> _Description of the task_:
Could you give the entries back exactly as they stand, minus any pictures?

Component data from apps and pages:
• • •

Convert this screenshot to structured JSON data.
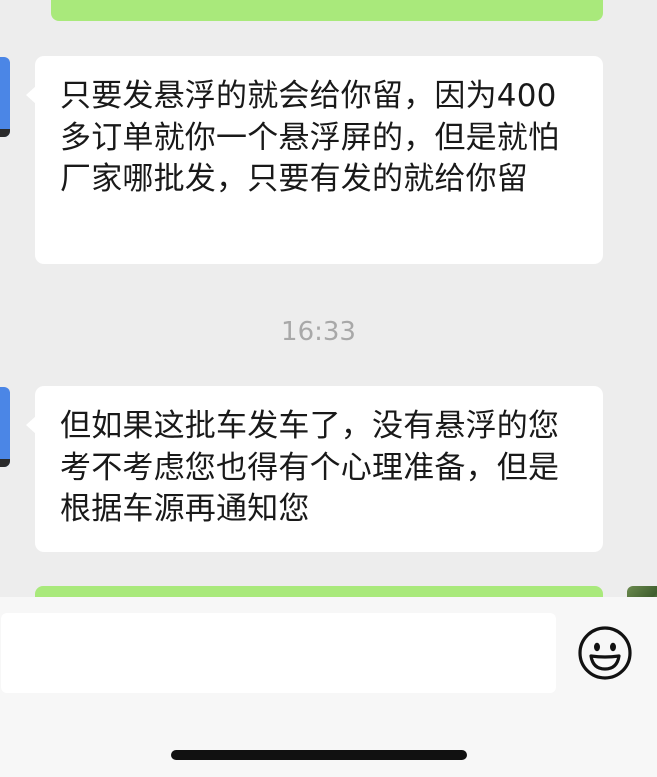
{
  "conversation": {
    "messages": [
      {
        "direction": "received",
        "text": "只要发悬浮的就会给你留，因为400多订单就你一个悬浮屏的，但是就怕厂家哪批发，只要有发的就给你留"
      },
      {
        "direction": "received",
        "text": "但如果这批车发车了，没有悬浮的您考不考虑您也得有个心理准备，但是根据车源再通知您"
      }
    ],
    "timestamp": "16:33"
  },
  "input": {
    "value": "",
    "emoji_icon": "smile-emoji-icon"
  },
  "colors": {
    "background": "#ededed",
    "sent_bubble": "#a9e97b",
    "received_bubble": "#ffffff",
    "timestamp_text": "#a8a8a8"
  }
}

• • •

> _Written solution_:
Convert this screenshot to structured JSON data.
{
  "conversation": {
    "messages": [
      {
        "direction": "received",
        "text": "只要发悬浮的就会给你留，因为400多订单就你一个悬浮屏的，但是就怕厂家哪批发，只要有发的就给你留"
      },
      {
        "direction": "received",
        "text": "但如果这批车发车了，没有悬浮的您考不考虑您也得有个心理准备，但是根据车源再通知您"
      }
    ],
    "timestamp": "16:33"
  },
  "input": {
    "value": "",
    "emoji_icon": "smile-emoji-icon"
  },
  "colors": {
    "background": "#ededed",
    "sent_bubble": "#a9e97b",
    "received_bubble": "#ffffff",
    "timestamp_text": "#a8a8a8"
  }
}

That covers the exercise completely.